Then the day of the husband's trial is almost upon us.

  • They bring in the young fellow from prison, and he tells me that he's not going to testify because I didn't keep my part of the bargain. I told him I had, but I had no control over the judge.
  • To make matters worse, the detective in charge who had been handling everything (the knife, the car, the money, all the evidence) about the case for me was also in prison. He had sexually assaulted one of his step children, so we had put him behind bars.
  • Another lady whom I served to be a witness against the husband refused to come in on her subpoena. She was a friend of the husband, and he had told her that he had to get out of town until things cooled off. So, I had to get a bench warrant for her arrest.
  • And the trial was starting on Monday. This was Friday afternoon.

"Let this mind be in you which was also in Christ Jesus"
Let me tell you, I was thinking about the Bible, the case, about everything. The thing that jumped out at me was Philippians 2:5: "Let this mind be in you, which was also in Christ Jesus." I just kept thinking about that the mind that was in Christ Jesus had to be with me, with the witnesses, with the judge.

Now, the number one thing that you're always taught as an attorney is never to put a witness on the stand and ask him a question if you don't know what he is going to say. Well, the judge had already hammered my witness and made him spiteful. My witness had told me he wouldn't testify, so I asked the judge for an adjournment of the case. The judge denied it. The defense was really excited.

I made the opening statement and put the witness up, and all I could think of was, "Let this mind be in you, which was also in Christ Jesus." I started asking him questions, and eventually he testified. He didn't do a very good job. He kind of denied things about having the knife. He insinuated that when he left, she wasn't dead; that he injured her but didn't kill her; and that someone else, maybe the husband, must have killed her; he didn't know.

Star witnesses, all in chains, reveal the truth
During this time, the woman witness was arrested and brought in from out of town. The fellow who was going to testify from the auto dealership was found, arrested, and was now in custody. My police officer (detective) was there in prison, of course. All four of my star witnesses were in chains while they testified. Then the defense council made a huge mistake: he made insinuating statements that made my witness (the man with the knife) really mad. So my witness came through, spoke up, and told the whole truth. The jury did convict the husband -- who not only had his wife killed but also tried to get her insurance money -- of first degree murder, which has no parole. That was the end of that, and that was my last case.

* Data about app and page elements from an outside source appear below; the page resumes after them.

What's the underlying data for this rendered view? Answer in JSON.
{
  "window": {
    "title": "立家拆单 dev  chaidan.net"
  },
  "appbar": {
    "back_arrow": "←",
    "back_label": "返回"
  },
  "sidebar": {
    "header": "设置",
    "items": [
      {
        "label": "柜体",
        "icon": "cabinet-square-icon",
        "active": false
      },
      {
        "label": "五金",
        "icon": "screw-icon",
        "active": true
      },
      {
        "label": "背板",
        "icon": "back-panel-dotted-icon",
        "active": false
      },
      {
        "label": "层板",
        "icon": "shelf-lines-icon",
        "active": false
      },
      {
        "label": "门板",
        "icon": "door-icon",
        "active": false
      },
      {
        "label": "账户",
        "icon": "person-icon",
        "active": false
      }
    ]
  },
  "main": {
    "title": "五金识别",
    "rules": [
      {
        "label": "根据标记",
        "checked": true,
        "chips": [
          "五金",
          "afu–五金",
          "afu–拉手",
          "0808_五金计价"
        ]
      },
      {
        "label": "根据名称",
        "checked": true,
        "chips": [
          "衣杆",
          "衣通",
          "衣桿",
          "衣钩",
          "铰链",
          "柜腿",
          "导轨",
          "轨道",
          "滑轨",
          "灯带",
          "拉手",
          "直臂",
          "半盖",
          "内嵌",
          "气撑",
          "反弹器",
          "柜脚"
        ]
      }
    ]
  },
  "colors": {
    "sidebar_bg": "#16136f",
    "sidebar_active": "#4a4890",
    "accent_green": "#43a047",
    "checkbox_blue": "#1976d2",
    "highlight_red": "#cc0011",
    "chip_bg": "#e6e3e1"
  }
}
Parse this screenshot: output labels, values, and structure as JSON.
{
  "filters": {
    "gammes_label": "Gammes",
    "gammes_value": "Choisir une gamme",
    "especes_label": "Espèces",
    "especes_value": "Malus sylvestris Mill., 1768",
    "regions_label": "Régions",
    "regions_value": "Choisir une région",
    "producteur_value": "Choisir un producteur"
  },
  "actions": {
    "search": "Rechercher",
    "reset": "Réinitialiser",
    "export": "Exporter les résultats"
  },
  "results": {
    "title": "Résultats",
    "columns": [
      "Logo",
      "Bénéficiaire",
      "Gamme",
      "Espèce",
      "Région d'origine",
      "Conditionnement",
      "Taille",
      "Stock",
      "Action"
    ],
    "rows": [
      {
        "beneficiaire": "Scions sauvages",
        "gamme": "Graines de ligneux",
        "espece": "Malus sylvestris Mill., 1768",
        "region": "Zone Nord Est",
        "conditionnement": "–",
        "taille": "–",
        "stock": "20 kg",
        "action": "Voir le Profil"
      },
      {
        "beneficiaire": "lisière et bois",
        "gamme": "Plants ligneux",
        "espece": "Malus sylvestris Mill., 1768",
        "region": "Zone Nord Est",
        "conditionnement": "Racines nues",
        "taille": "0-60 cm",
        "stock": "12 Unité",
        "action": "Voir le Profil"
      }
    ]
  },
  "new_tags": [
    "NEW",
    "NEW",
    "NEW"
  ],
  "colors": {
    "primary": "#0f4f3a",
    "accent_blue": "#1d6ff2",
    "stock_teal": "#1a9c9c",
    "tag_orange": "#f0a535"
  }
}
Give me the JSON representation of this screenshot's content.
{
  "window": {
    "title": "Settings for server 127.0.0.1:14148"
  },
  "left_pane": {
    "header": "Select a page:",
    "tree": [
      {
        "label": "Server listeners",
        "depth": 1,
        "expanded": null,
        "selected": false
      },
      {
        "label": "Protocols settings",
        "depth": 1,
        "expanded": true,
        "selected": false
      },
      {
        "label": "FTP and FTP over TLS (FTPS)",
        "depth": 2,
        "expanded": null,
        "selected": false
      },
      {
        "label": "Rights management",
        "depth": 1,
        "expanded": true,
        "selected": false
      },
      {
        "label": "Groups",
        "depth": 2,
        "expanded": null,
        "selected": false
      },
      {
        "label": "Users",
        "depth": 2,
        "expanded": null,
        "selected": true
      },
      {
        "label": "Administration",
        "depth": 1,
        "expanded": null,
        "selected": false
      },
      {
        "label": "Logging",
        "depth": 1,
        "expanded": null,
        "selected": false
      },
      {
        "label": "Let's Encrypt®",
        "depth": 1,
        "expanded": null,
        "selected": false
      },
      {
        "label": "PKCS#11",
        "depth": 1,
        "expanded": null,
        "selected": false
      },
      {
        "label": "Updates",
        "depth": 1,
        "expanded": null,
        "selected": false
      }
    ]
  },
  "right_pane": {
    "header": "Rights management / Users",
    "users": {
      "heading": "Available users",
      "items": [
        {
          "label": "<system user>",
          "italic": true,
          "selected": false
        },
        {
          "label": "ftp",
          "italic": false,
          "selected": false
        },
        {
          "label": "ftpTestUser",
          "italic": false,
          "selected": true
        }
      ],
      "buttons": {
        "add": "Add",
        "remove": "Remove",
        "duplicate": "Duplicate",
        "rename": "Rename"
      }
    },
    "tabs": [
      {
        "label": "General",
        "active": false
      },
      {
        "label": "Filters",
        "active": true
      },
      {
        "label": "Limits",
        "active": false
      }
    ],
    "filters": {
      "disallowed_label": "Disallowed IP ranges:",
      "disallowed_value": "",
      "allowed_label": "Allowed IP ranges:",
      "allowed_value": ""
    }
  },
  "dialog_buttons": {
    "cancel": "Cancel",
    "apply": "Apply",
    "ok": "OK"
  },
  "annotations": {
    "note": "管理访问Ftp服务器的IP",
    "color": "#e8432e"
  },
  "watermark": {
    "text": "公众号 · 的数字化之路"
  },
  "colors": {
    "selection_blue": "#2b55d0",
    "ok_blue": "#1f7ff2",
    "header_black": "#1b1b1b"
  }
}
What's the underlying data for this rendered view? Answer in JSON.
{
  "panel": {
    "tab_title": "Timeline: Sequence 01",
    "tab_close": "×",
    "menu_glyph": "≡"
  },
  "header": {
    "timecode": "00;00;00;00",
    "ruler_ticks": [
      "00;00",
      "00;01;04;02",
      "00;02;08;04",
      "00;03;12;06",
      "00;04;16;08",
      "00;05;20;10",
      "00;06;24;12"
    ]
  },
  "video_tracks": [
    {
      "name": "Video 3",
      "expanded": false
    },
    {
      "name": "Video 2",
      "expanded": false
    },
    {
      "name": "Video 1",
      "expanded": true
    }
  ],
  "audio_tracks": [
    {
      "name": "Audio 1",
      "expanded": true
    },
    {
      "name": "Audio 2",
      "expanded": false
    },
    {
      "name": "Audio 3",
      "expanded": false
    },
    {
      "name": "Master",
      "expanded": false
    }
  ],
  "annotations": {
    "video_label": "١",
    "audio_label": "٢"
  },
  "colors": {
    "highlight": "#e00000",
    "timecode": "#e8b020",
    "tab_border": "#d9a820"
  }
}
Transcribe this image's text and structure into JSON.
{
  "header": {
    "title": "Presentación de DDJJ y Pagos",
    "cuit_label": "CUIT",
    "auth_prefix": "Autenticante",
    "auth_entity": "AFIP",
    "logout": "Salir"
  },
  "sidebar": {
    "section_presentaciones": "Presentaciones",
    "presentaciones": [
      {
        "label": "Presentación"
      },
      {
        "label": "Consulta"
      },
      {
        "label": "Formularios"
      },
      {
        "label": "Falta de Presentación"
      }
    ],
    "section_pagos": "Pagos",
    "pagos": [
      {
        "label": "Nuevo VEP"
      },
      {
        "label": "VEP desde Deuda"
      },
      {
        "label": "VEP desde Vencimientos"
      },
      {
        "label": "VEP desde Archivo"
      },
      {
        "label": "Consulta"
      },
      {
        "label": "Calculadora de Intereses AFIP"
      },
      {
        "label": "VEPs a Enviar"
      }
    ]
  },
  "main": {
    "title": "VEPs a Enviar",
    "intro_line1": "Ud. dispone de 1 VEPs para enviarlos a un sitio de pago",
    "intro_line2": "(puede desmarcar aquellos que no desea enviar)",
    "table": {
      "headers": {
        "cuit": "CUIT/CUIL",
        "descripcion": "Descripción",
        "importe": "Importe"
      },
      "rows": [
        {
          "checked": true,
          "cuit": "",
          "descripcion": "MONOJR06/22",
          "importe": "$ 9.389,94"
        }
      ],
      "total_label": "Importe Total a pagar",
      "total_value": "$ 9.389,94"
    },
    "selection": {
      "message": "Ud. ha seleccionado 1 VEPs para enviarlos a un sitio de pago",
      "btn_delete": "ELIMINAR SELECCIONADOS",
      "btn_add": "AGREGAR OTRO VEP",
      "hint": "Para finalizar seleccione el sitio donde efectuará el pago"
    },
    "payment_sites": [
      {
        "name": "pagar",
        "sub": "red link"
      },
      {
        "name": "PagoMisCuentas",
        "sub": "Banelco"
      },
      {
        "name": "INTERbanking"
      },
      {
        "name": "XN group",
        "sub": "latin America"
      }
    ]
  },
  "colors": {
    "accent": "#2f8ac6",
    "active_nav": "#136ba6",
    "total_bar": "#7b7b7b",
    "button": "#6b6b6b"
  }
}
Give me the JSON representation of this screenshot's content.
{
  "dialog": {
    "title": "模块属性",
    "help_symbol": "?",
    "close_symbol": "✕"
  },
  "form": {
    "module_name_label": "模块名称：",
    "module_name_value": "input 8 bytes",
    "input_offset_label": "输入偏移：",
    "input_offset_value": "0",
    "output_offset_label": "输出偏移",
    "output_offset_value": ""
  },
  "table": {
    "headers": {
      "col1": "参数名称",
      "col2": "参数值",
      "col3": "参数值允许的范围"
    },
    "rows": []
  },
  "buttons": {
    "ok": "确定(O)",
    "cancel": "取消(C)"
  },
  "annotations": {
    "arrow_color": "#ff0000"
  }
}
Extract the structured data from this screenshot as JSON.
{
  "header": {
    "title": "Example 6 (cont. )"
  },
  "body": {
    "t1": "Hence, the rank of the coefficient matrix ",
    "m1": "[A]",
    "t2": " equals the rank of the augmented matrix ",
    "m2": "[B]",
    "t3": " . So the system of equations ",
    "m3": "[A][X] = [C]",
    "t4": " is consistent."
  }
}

"When God shuts a door, he opens a window"
I ran for office next. My opponent was a fellow who had never practiced law in the county but had helped the governor get into office. While we got more votes in the history of voting for circuit judge, we still didn't win. But we made a lot of friends. The county gave me credit for all the work I'd done for the city, and I was able to take early retirement. I was planning to take a little time before returning to work, to teach at a law school somewhere. During this time, I turned to the Bible for direction. The story of Daniel in the lions' den was helpful. When Darius was concerned for Daniel's safety, he said, "[T]hy God whom thou servest continually, he will deliver thee" (Dan. 6:16). I realized that Daniel had faith in God to take care of him in a lions' den, so I had no reason to doubt Him. The saying, "When God shuts a door, he opens a window" certainly is true. Rather than going back to law, I was able to use my MBA in retirement. I have been enjoying traveling with my family ever since.

A few bits of advice
To those who want to be lawyers:

  • Remember that just because you're going to go into law doesn't mean that you're going to be a practicing attorney or trial attorney.
  • You don't have to be in such a hurry to take a job wherever it is.
  • Think very carefully about the lifestyle you want to lead.
  • Think very carefully about where you want to live for the rest of your life and see if you can find a job in that area.
  • There are several different things to do or that you end up doing with a law degree.